*** DATA TO PROCESS Section Begins ***

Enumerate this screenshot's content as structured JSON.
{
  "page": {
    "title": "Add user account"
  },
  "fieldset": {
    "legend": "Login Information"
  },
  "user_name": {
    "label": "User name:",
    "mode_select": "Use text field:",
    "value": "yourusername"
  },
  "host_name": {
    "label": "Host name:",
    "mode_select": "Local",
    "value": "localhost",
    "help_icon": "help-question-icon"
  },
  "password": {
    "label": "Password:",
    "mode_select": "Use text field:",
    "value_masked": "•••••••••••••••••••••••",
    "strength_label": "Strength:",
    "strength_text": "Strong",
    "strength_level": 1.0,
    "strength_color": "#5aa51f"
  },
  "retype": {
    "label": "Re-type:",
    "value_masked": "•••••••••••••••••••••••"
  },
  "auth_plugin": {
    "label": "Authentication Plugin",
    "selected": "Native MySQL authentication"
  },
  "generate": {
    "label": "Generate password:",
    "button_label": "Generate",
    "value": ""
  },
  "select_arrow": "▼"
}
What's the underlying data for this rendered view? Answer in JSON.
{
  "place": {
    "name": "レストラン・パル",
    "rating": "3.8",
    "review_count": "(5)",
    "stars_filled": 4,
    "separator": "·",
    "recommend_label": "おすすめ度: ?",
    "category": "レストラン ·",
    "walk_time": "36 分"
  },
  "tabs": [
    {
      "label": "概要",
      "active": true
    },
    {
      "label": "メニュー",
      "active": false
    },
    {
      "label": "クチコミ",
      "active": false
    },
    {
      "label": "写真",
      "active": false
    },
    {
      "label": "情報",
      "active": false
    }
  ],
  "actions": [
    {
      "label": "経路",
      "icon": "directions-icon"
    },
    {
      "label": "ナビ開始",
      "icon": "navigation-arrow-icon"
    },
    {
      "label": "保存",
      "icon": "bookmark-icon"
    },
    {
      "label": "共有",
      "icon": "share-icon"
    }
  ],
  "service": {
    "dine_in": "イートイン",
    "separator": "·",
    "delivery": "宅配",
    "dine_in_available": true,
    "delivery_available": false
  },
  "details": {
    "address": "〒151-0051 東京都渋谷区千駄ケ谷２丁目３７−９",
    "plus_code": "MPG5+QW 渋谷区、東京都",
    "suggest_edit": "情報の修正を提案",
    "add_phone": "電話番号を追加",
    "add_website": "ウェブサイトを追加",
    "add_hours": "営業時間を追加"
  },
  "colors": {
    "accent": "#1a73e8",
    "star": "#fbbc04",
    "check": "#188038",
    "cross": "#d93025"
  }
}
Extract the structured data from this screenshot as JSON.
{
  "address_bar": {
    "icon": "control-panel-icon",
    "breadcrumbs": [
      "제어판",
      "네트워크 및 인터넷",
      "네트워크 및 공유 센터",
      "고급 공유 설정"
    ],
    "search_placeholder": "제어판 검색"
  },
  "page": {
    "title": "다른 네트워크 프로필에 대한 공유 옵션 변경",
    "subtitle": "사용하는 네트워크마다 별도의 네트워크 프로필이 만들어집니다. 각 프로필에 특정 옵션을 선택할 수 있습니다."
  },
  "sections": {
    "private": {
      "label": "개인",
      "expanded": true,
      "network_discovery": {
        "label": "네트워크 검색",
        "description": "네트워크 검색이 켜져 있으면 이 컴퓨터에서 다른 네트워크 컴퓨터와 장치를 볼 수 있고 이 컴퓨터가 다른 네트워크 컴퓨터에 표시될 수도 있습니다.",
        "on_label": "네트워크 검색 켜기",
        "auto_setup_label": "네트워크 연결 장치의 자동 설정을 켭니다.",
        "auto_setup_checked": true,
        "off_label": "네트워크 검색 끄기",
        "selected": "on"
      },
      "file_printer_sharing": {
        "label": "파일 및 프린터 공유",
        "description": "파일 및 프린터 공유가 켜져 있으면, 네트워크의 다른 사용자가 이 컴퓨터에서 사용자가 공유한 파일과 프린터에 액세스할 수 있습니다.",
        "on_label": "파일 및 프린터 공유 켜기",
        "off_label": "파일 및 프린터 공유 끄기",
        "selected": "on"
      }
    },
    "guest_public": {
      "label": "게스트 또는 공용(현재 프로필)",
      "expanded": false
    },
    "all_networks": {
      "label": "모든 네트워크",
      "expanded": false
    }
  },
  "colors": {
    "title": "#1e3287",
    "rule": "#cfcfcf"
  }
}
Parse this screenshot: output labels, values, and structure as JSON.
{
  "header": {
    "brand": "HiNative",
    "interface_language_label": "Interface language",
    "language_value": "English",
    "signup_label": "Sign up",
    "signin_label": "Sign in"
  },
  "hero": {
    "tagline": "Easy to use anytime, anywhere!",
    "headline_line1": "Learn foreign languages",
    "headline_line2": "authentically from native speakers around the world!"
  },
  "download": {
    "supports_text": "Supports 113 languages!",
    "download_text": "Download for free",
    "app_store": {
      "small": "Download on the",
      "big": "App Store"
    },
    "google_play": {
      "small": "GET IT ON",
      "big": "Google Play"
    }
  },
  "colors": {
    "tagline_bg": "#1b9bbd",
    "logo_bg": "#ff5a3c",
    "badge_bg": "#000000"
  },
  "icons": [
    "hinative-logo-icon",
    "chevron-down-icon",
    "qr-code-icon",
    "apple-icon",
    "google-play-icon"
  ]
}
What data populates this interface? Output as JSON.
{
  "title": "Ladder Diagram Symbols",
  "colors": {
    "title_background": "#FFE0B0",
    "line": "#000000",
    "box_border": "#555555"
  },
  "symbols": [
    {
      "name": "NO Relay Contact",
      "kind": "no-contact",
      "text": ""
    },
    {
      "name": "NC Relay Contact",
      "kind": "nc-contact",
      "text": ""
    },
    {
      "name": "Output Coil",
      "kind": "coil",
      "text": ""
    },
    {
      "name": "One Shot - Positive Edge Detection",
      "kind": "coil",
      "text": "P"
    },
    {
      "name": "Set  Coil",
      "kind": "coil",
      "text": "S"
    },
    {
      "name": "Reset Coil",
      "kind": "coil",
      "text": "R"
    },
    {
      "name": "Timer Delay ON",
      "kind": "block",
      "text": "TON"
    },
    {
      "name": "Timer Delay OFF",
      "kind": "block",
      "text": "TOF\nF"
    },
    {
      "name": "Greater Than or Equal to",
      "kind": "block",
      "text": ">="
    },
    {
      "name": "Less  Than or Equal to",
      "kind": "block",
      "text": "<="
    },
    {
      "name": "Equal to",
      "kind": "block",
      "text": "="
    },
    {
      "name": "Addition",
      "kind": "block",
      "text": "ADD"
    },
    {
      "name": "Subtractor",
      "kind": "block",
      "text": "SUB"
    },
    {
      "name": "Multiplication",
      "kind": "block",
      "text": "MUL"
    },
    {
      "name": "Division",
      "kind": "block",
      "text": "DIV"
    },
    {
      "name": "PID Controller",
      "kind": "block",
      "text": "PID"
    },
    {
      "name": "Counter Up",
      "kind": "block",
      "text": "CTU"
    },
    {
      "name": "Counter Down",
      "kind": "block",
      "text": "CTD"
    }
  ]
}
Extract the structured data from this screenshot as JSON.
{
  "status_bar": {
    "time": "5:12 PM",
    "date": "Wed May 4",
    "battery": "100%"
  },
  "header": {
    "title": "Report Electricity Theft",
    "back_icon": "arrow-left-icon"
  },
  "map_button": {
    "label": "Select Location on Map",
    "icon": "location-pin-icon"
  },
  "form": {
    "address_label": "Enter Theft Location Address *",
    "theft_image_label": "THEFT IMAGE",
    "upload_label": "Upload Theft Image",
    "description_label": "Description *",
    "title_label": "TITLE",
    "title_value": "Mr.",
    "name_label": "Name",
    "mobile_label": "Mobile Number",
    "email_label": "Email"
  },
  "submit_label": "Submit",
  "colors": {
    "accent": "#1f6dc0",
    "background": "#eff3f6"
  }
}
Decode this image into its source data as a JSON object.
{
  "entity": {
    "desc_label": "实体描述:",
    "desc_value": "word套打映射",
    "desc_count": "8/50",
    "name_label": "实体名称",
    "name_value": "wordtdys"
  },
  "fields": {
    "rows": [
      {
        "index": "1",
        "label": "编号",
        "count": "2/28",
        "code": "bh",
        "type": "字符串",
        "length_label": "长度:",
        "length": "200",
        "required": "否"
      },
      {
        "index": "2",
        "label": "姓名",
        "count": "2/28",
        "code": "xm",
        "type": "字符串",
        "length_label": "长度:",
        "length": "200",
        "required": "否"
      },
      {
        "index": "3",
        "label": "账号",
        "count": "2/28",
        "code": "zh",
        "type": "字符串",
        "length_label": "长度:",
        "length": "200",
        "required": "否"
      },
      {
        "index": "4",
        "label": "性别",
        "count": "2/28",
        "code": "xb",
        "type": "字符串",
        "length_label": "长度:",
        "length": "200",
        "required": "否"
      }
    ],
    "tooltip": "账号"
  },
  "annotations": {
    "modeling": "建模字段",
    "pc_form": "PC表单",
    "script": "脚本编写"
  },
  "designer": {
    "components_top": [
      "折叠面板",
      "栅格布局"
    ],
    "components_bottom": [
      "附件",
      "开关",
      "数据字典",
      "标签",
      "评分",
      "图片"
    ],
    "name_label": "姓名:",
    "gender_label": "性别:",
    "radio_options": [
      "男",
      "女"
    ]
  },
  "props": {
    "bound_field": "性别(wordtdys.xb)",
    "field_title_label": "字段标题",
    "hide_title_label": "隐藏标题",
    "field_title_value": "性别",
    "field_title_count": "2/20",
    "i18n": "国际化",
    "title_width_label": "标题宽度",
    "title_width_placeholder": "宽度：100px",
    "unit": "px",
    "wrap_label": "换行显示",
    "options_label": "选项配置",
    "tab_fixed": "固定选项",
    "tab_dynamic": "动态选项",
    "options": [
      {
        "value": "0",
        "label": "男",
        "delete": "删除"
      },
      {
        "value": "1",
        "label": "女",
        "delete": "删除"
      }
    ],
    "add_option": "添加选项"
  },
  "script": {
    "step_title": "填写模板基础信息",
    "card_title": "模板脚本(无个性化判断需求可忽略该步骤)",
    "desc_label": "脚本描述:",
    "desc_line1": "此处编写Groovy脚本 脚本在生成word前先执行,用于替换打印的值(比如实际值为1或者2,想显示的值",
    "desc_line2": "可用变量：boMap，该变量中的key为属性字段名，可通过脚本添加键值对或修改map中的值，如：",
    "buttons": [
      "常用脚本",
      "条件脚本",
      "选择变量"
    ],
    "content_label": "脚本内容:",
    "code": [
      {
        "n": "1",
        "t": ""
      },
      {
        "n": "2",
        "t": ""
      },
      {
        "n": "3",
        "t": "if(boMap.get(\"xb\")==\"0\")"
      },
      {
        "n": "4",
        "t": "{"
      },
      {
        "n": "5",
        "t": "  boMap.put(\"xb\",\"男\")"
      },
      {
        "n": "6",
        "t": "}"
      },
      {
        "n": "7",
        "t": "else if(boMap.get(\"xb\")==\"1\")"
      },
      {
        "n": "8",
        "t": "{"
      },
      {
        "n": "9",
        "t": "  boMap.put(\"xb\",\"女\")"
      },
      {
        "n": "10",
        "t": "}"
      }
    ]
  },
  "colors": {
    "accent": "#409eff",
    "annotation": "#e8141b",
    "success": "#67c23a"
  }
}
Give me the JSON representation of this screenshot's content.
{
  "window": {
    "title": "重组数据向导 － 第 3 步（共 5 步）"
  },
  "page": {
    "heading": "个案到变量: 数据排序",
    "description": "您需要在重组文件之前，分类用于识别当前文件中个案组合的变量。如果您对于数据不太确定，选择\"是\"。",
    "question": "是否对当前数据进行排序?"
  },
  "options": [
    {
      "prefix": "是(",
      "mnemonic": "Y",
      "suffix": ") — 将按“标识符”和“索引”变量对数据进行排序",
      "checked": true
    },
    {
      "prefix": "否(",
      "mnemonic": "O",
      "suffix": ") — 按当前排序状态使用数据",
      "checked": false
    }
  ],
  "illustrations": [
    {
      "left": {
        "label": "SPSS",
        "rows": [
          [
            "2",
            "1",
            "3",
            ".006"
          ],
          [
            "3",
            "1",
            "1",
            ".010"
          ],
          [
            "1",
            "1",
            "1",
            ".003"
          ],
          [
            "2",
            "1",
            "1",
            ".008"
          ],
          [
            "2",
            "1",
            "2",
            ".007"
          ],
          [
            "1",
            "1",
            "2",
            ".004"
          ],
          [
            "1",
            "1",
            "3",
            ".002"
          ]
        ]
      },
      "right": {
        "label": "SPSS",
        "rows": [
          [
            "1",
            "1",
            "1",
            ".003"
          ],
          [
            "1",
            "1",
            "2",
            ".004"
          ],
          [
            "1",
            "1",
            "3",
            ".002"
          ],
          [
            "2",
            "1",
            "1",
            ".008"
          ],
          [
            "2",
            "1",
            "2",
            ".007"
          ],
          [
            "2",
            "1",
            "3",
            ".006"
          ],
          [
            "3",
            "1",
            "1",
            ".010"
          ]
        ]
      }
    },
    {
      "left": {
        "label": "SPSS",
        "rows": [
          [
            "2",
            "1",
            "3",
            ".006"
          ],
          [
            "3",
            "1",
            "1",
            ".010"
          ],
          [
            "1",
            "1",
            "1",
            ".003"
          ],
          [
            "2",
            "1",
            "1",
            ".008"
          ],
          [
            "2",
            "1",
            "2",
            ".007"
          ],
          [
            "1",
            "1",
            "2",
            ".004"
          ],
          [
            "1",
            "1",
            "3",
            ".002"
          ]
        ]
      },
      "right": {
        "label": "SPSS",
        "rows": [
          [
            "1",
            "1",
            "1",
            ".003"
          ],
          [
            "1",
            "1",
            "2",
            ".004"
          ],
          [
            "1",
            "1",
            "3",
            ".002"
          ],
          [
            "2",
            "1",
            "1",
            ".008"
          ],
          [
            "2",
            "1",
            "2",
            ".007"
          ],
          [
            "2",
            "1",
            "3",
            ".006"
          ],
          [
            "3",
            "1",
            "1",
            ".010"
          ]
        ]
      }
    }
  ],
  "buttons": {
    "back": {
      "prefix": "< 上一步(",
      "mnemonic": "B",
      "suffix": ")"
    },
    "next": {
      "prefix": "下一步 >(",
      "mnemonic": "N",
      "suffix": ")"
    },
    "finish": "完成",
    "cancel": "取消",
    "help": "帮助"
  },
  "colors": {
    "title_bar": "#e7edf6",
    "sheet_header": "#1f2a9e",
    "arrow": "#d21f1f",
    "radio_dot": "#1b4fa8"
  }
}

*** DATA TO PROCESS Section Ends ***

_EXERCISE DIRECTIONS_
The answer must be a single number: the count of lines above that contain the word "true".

_RESPONSE BELOW_
5